The Sheriff operates the Hernando County Detention Center which has an authorized capacity of 818 inmates. The facility houses males, females and juveniles between the ages of 14 and 17 who have be adjudicated for treatment as adults charged or sentenced on misdemeanor and felony crimes.
Deputies also transport inmates to and from court from the Detention Center as well as picking inmates from other Counties in the State of Florida.
The Judicial Section has a Warrants section and that enters and removes warrants within FCIC/NCIC system. Detectives assigned to this section look for persons with active warrants and take them into custody.
The Hernando County Detention Center has a new state of the art medical center.
Air support units
N78HC is a McDonnell Douglas 520 NOTAR (No Tail Rotor) helicopter (Serial Number: LN-065). The MD-520N is popular with law enforcement agencies for its maneuverability and top speed of 150 knots.
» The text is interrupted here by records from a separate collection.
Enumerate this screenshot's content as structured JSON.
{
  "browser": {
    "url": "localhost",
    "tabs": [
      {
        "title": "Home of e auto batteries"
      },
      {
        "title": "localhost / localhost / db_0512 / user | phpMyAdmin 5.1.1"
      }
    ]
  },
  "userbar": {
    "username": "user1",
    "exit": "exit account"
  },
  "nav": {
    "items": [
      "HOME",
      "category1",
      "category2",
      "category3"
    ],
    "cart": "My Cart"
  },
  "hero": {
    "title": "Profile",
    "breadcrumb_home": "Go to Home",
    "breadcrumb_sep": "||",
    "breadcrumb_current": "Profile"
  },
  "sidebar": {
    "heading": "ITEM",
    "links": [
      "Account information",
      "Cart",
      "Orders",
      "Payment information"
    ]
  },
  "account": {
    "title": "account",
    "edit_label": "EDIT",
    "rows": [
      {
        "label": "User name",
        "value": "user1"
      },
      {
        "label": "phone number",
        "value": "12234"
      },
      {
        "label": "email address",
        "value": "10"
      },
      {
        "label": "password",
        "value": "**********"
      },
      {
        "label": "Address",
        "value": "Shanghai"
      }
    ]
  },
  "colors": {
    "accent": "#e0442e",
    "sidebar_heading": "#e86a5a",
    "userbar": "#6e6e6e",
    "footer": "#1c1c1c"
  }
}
The aircraft has a maximum range of 300 miles and can remain airborne for 2 hours and 30 minutes. LN-065 was built in 1994, and acquired by the HCSO on March 31, 1995. In October of 2013 the Sheriff's Office sold the obsolete aircraft due to a lack of parts for the helicopter to keep it flying.
N53HC is a Hughes OH-6A Cayuse rotorcraft (Serial Number: 69-16014). The OH-6 was originally developed for military use during the Vietnam War. It's the predecessor to the AH-6 Little Bird - another military helicopter - known especially for its role during the Battle of Mogadishu, the infamous US military operation in Somalia in 1993. The OH-6A has a top speed of about 130 knots, and a range of 380 nautical miles (700 km). N53HC was acquired by the HCSO on December 15, 1997
The air support facility is located at the Hernando County Airport. The hangar is also shared by Bayflight (medical helicopter).
- Deputy Sheriff
- Deputy Sheriff Lonnie C. Coburn, February 21, 1978
- Captain Scott Bierwiler, February 19, 2009
- Deputy Sheriff John C. Mecklenburg, July 3, 2011
- Hernando County Sheriff's Office (official site)
- Online Scanner - Police, rescue and county coverage of Hernando County provided by HernandoLiving.com, with a list of 10- and Signal codes.